I wanted to calculate the beam spot size for a laser beam from a satelite (100 - 36000 Km radius) orbiting the earth. I want to calculate the results to be as accurate as possible to the real world scenario. For example, given the radius of aperture of the transmitting telescope ($0.1$ m) and the wavelength ($1550$ nm), how do I calculate the diffraction at a distance of $40,000$ km ?

Currently I'm assuming a collimated gaussian beam with initial spot size $\omega_0$ the spot size at a distance $z$ is given by,

$$ \omega\left(z\right)= \omega_0 \sqrt{1+\left(\frac{z}{z_R}\right)^2},$$

where $z_R=\pi\omega_0^2n/\lambda$ with $n$ being the refractive index and $\lambda$ the wavelength.
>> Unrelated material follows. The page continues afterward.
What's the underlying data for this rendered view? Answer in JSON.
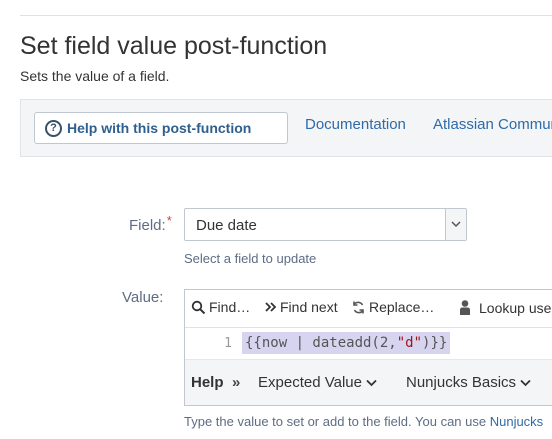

If the transmitter on the satelute has an aperture of radius, say $0.1$ m, does this mean that $\omega_0=0.1$?

I've also read that in practise laser beams are not perfect gaussian, and its deviation from the ideal case is represented using the M squared or the laser beam quality parameter (wikipedia link). How does the beam spot in this case depend on the M squared parameter?


From this question


Could anyone provide a reference for this?


1 Answer 1


You need to clearly define the height of the satellite above the earth. Sometimes the coordinates are such that the altitude is measured from the Earths center.

You also need to be clear about diameters and radii.

I believe the equation you have is the 1/e^2 radius of the intensity of a Gaussian beam. But you should check this and clarify in your question.

Also, is the aperture of 0.1 m a diameter or radius?

All that being said, you should assume that the you've illuminated that aperture with a Gaussian profile beam with a nominally flat phase front. If you equate 𝜔0 with the aperture radius the truncation of the Gaussian beam will modify propagation relative to pure Gaussian propagation. So you'd have to compute the effects of the truncation.

The light from a single mode fiber gives a nearly perfect Gaussian with M^2 ~1.03

HEre's a good reference: https://www.brown.edu/research/labs/mittleman/sites/brown.edu.research.labs.mittleman/files/uploads/lecture21_2.pdf

  • $\begingroup$ From an article I'm reading - "...but the transmitting antenna truncates the beam sent to the ground, causing significant losses if the beam waist is larger than the telescope radius. For a downlink, it is recommended to set the FWHM beam waist to be half of the transmitting telescope diameter (Stutzman and Thiele, 2012)." .Does this imply that I can just set $\omega_0$ as the radius of my transmitting antenna right? $\endgroup$
    – Dotman
    Sep 19, 2023 at 9:08
  • $\begingroup$ Do you know where I can get the typical values of the M squared parameter? $\endgroup$
    – Dotman
    Sep 19, 2023 at 9:11
  • $\begingroup$ If you “overfill” the aperture with the beam by making the beam width larger than the diameter of the aperture then you should assume you have a uniform plane wave. The beam at the Earth will be a Bessel function and you can use the relation that the aperture x divergence angle is equal to the wavelength $\endgroup$
    – JQK
    Sep 19, 2023 at 11:59

Your Answer

By clicking “Post Your Answer”, you agree to our terms of service and acknowledge you have read our privacy policy.

Not the answer you're looking for? Browse other questions tagged or ask your own question.